- **GOAL OF THE EXERCISE**: Within the listing below, tally the lines where the word "video" appears, and answer with nothing but the tally.

- **EXERCISE INPUTS**:
● ● ● ● ● ● ●
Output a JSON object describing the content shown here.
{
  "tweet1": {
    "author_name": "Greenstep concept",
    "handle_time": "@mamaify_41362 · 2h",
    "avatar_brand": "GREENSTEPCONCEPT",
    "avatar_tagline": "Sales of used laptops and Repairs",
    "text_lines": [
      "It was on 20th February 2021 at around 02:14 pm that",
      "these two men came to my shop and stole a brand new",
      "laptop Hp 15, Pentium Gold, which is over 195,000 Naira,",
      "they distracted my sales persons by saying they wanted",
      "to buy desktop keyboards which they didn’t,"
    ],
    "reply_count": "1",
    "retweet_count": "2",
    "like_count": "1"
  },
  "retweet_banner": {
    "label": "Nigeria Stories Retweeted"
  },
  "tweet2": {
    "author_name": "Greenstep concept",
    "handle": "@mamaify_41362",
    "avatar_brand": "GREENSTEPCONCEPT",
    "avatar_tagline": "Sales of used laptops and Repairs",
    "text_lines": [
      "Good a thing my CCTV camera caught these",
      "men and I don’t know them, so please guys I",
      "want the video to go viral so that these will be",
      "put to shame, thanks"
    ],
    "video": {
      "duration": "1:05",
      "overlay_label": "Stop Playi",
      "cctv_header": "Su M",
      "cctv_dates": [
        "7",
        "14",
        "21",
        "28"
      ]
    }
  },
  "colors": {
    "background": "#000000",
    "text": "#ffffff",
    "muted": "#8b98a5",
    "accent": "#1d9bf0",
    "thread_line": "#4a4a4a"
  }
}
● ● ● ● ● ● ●
- **SOLUTION TO THE PROBLEM**: 2